How to Use Hashtags for Online Marketing
Now that Facebook has introduced hashtags, they are of even more use to digital marketers looking to get their site found before a competitor’s. However, that’s assuming that everyone gets it right, which of course they don’t.
Hashtags are really just another way of searching for content that interests you. Savvy marketers know this and use various techniques to ensure that their content is as visible as possible.
Photo Credit: halfbrown
Unfortunately, hashtags have also quickly become one of the most irritating things on the net, thanks to hashtag stuffers and general abusers. You know the type, those that are incapable of using a sentence without #hashtags #on #every #single #word. Whilst this is often an attempt at being funny or ironic, sometimes it’s used as people actually do think this will ‘amplify an audience’.
It won’t of course, it just irritates the user that is sent here, there and everywhere during a search and it’s likely they will pay no attention to the content at all.
Cardinal rules of hashtag usage
- Use sparingly
- Use intelligently
- Don’t use other people’s
- Don’t overuse so that it looks like a whole sentence in one tag (suchaslikethisasnoonewillunderstanditjustbecauseofhowthebrainworks)
- Do use keywords
- Ensure that it’s relevant to the post/content
- Keep phrases short and snappy
- Use lower and upper case letters
Hashtags for brands
The use of a primary hashtag on all brand related stationary, media and packaging can really help to strengthen a brand. It’s an ideal way of ensuring that you have a snappy little phrase or word, which customers can immediately associate with the brand.
This can also be placed on website landing pages and used in Instagram or Vine, to ensure that images and video by the brand are easily discoverable. It’s worth carrying out some keyword research here, so that your brand can really compete.
Secondary hashtags and use on social
Once you have settled on your brand’s hashtag, you can begin to experiment with secondary tags, such as product and event tags. These are especially useful for promoting upcoming events or new product release, amongst other things.

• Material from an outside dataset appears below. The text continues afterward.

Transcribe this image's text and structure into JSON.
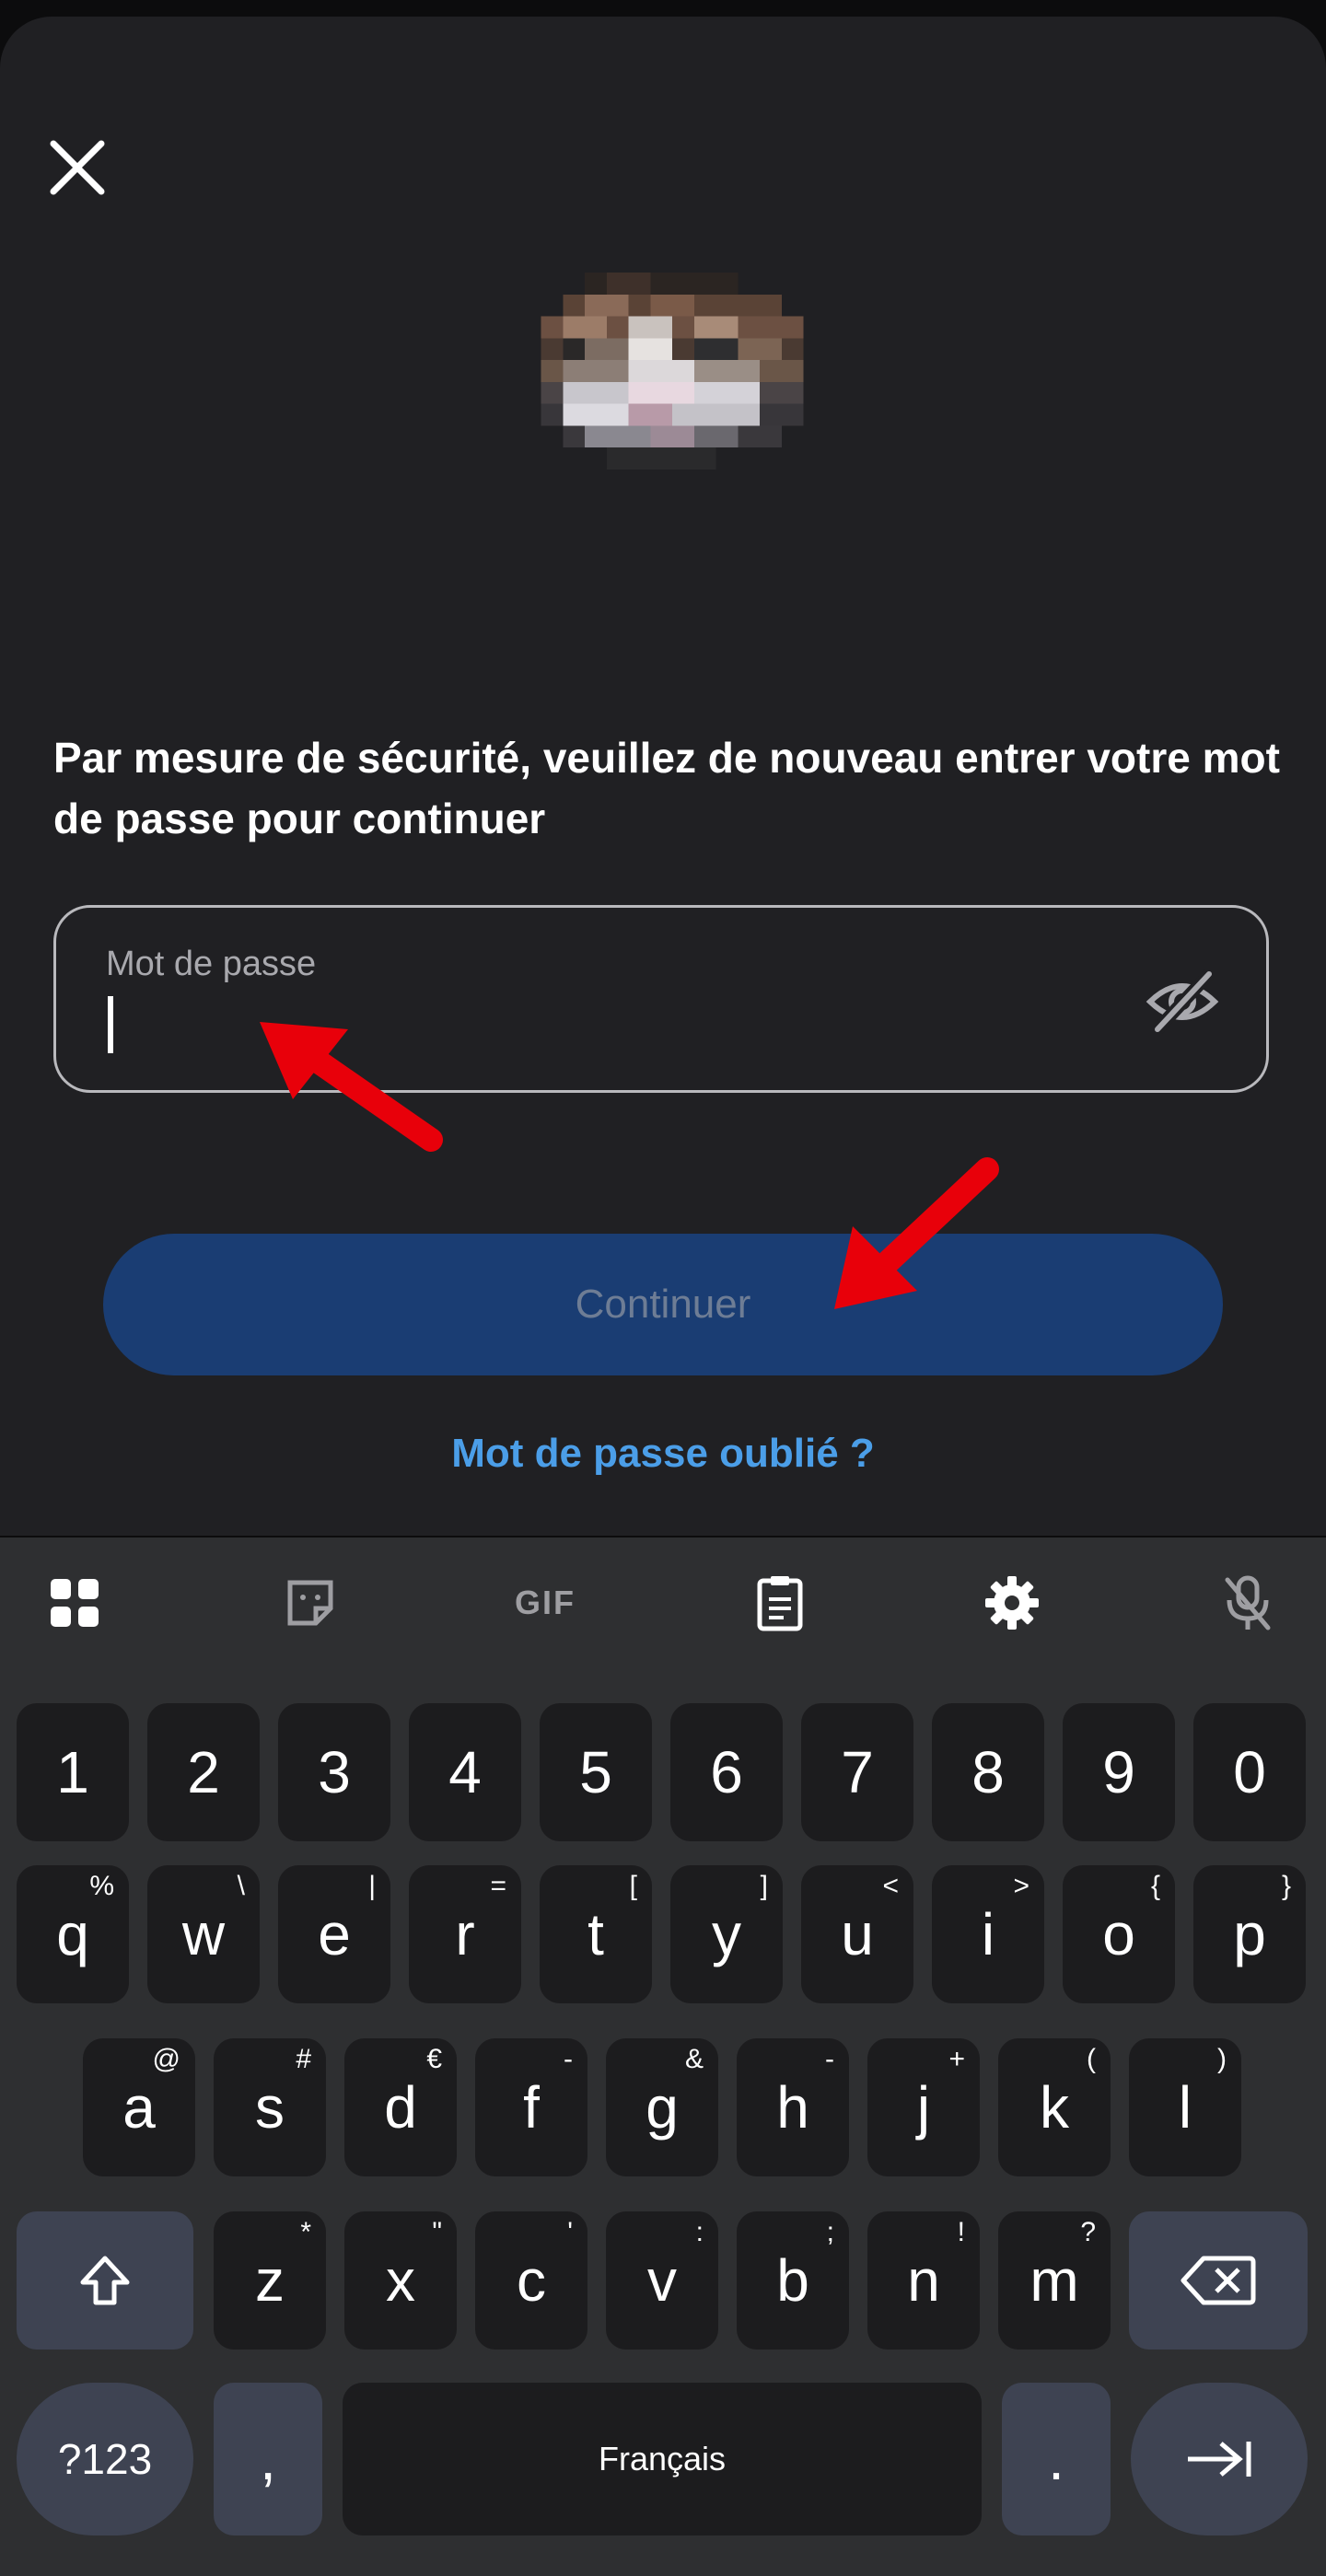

As you can see by the above example, this can be clickable content on social that take the user to the page where you want to direct them. Try to stick to one or two key phrases and ensure that they are immediately legible when viewed.
To do this, it’s sometimes necessary to mix up lower and upper case letters, for example, #hashtagshituk can be interpreted very differently to #HashtagsHitUK!

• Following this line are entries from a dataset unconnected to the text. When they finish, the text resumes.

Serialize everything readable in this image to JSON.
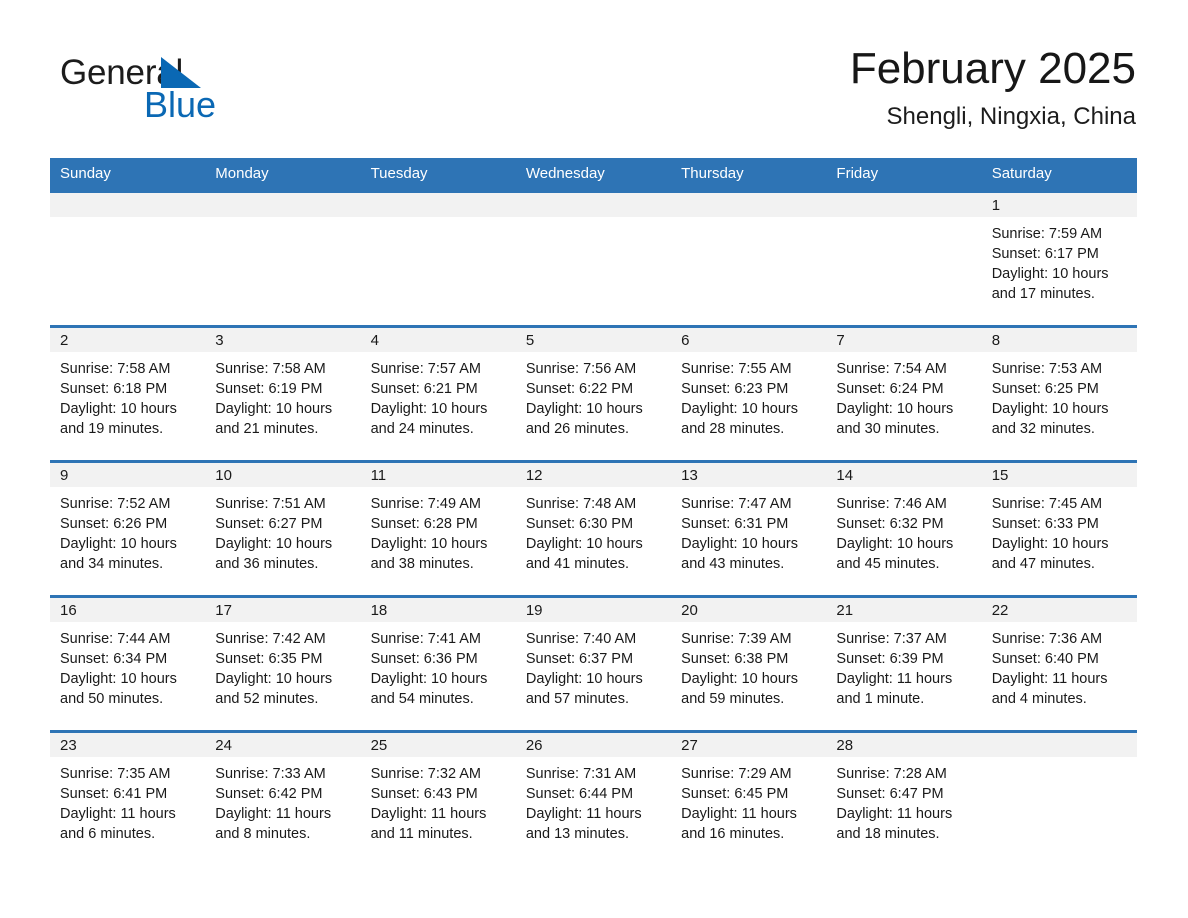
{
  "logo": {
    "word_one": "General",
    "word_two": "Blue",
    "triangle_color": "#0a68b4",
    "icon": "triangle-icon"
  },
  "header": {
    "title": "February 2025",
    "location": "Shengli, Ningxia, China"
  },
  "theme": {
    "header_blue": "#2e74b5",
    "row_divider_blue": "#2e74b5",
    "daynum_band": "#f2f2f2",
    "page_background": "#ffffff",
    "text": "#1a1a1a"
  },
  "calendar": {
    "weekday_headers": [
      "Sunday",
      "Monday",
      "Tuesday",
      "Wednesday",
      "Thursday",
      "Friday",
      "Saturday"
    ],
    "weeks": [
      {
        "cells": [
          {
            "day": "",
            "empty": true
          },
          {
            "day": "",
            "empty": true
          },
          {
            "day": "",
            "empty": true
          },
          {
            "day": "",
            "empty": true
          },
          {
            "day": "",
            "empty": true
          },
          {
            "day": "",
            "empty": true
          },
          {
            "day": "1",
            "sunrise": "Sunrise: 7:59 AM",
            "sunset": "Sunset: 6:17 PM",
            "daylight": "Daylight: 10 hours and 17 minutes."
          }
        ]
      },
      {
        "cells": [
          {
            "day": "2",
            "sunrise": "Sunrise: 7:58 AM",
            "sunset": "Sunset: 6:18 PM",
            "daylight": "Daylight: 10 hours and 19 minutes."
          },
          {
            "day": "3",
            "sunrise": "Sunrise: 7:58 AM",
            "sunset": "Sunset: 6:19 PM",
            "daylight": "Daylight: 10 hours and 21 minutes."
          },
          {
            "day": "4",
            "sunrise": "Sunrise: 7:57 AM",
            "sunset": "Sunset: 6:21 PM",
            "daylight": "Daylight: 10 hours and 24 minutes."
          },
          {
            "day": "5",
            "sunrise": "Sunrise: 7:56 AM",
            "sunset": "Sunset: 6:22 PM",
            "daylight": "Daylight: 10 hours and 26 minutes."
          },
          {
            "day": "6",
            "sunrise": "Sunrise: 7:55 AM",
            "sunset": "Sunset: 6:23 PM",
            "daylight": "Daylight: 10 hours and 28 minutes."
          },
          {
            "day": "7",
            "sunrise": "Sunrise: 7:54 AM",
            "sunset": "Sunset: 6:24 PM",
            "daylight": "Daylight: 10 hours and 30 minutes."
          },
          {
            "day": "8",
            "sunrise": "Sunrise: 7:53 AM",
            "sunset": "Sunset: 6:25 PM",
            "daylight": "Daylight: 10 hours and 32 minutes."
          }
        ]
      },
      {
        "cells": [
          {
            "day": "9",
            "sunrise": "Sunrise: 7:52 AM",
            "sunset": "Sunset: 6:26 PM",
            "daylight": "Daylight: 10 hours and 34 minutes."
          },
          {
            "day": "10",
            "sunrise": "Sunrise: 7:51 AM",
            "sunset": "Sunset: 6:27 PM",
            "daylight": "Daylight: 10 hours and 36 minutes."
          },
          {
            "day": "11",
            "sunrise": "Sunrise: 7:49 AM",
            "sunset": "Sunset: 6:28 PM",
            "daylight": "Daylight: 10 hours and 38 minutes."
          },
          {
            "day": "12",
            "sunrise": "Sunrise: 7:48 AM",
            "sunset": "Sunset: 6:30 PM",
            "daylight": "Daylight: 10 hours and 41 minutes."
          },
          {
            "day": "13",
            "sunrise": "Sunrise: 7:47 AM",
            "sunset": "Sunset: 6:31 PM",
            "daylight": "Daylight: 10 hours and 43 minutes."
          },
          {
            "day": "14",
            "sunrise": "Sunrise: 7:46 AM",
            "sunset": "Sunset: 6:32 PM",
            "daylight": "Daylight: 10 hours and 45 minutes."
          },
          {
            "day": "15",
            "sunrise": "Sunrise: 7:45 AM",
            "sunset": "Sunset: 6:33 PM",
            "daylight": "Daylight: 10 hours and 47 minutes."
          }
        ]
      },
      {
        "cells": [
          {
            "day": "16",
            "sunrise": "Sunrise: 7:44 AM",
            "sunset": "Sunset: 6:34 PM",
            "daylight": "Daylight: 10 hours and 50 minutes."
          },
          {
            "day": "17",
            "sunrise": "Sunrise: 7:42 AM",
            "sunset": "Sunset: 6:35 PM",
            "daylight": "Daylight: 10 hours and 52 minutes."
          },
          {
            "day": "18",
            "sunrise": "Sunrise: 7:41 AM",
            "sunset": "Sunset: 6:36 PM",
            "daylight": "Daylight: 10 hours and 54 minutes."
          },
          {
            "day": "19",
            "sunrise": "Sunrise: 7:40 AM",
            "sunset": "Sunset: 6:37 PM",
            "daylight": "Daylight: 10 hours and 57 minutes."
          },
          {
            "day": "20",
            "sunrise": "Sunrise: 7:39 AM",
            "sunset": "Sunset: 6:38 PM",
            "daylight": "Daylight: 10 hours and 59 minutes."
          },
          {
            "day": "21",
            "sunrise": "Sunrise: 7:37 AM",
            "sunset": "Sunset: 6:39 PM",
            "daylight": "Daylight: 11 hours and 1 minute."
          },
          {
            "day": "22",
            "sunrise": "Sunrise: 7:36 AM",
            "sunset": "Sunset: 6:40 PM",
            "daylight": "Daylight: 11 hours and 4 minutes."
          }
        ]
      },
      {
        "cells": [
          {
            "day": "23",
            "sunrise": "Sunrise: 7:35 AM",
            "sunset": "Sunset: 6:41 PM",
            "daylight": "Daylight: 11 hours and 6 minutes."
          },
          {
            "day": "24",
            "sunrise": "Sunrise: 7:33 AM",
            "sunset": "Sunset: 6:42 PM",
            "daylight": "Daylight: 11 hours and 8 minutes."
          },
          {
            "day": "25",
            "sunrise": "Sunrise: 7:32 AM",
            "sunset": "Sunset: 6:43 PM",
            "daylight": "Daylight: 11 hours and 11 minutes."
          },
          {
            "day": "26",
            "sunrise": "Sunrise: 7:31 AM",
            "sunset": "Sunset: 6:44 PM",
            "daylight": "Daylight: 11 hours and 13 minutes."
          },
          {
            "day": "27",
            "sunrise": "Sunrise: 7:29 AM",
            "sunset": "Sunset: 6:45 PM",
            "daylight": "Daylight: 11 hours and 16 minutes."
          },
          {
            "day": "28",
            "sunrise": "Sunrise: 7:28 AM",
            "sunset": "Sunset: 6:47 PM",
            "daylight": "Daylight: 11 hours and 18 minutes."
          },
          {
            "day": "",
            "empty": true
          }
        ]
      }
    ]
  }
}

It’s also wise to ensure that hashtags are well aligned with your industry and brand, so if you have a site that sells shoes, you could have #shinyshoes #UniqueShoes and so on.
Join the conversation
You may have come across this phrase before in advertising material when a company is promoting a Q&A session, or simply attempting to reach its audience by hosting a Twitter chat.
Here you can use your primary tag along with a tag for the conversation. So, if you’re hosting a chat about whether kids should use social media and you’re a kid’s clothes reseller, you could have your primary tag of #KiddyClothing and a conversation tag of #KidsOnFacebook.
Then it’s just a case of starting the conversation and waiting for replies, which should be answered more or less immediately if you want the campaign to have any success. Modern internet marketing depends on you connecting with and engaging your followers and this is a great way to achieve this.
Always bear in mind that the internet is now a social place and as such, you should speak with a personal tone, not a corporate one. Choose a member of staff that can think on their feet, are friendly and diplomatic and you can’t go too far wrong.
Piggybacking is for the unimaginative
Some people will tell you that a brand with a successful hashtag that’s gone viral is a great chance for you to ride on the back of this success. This isn’t a good idea; in fact the best ideas are those that you think up for yourself.
Think about it. A user is searching for the hashtag of a particular brand, as they know that it means some good offers are available; instead they find yours, which is unrelated to the brand they are searching for. Would you be happy? This is more likely to lose you fans and gain you a reputation for cheating, more than any positive effect it may have.
Dealing with hijacks and other problems
Hashtag hijacking does exist (the above is an example of that), so you should monitor channels where you use them to ensure that you have control. This has happened to even the biggest of brands, such as McDonalds, and it’s vital that if happens to you that you address it.
This should be done in a similar way to social media complaints:
- Be transparent, tell your audience what’s happening
- Be good natured and friendly in your dealings with people
- Apologise to any followers it may have offended and explain the situation
- Use it as a PR exercise
Internet trolls love to make trouble, so it’s important that you don’t take it personally or let it annoy you. Followers may very well surprise you with their support if you handle the situation correctly.
Tracking, analysis and tools
Firstly, use Google Trends in order to carry out some research for your industry and locality. There are plenty of software options for tracking hashtags that you use, so that you can measure their performance, Hashtracking is one that gives reasonably in-depth insights, whilst tweetreach is a very popular tools used by many marketers.
You may have to experiment in the first instance when researching hashtags, but you will soon get the hang of it, especially if you already carry out keyword research for your site and content.
Hashtags are extremely useful as part of your social marketing, so learn to use them properly, track them effectively and don’t be tempted to use for irony, although a little humour can be a good thing.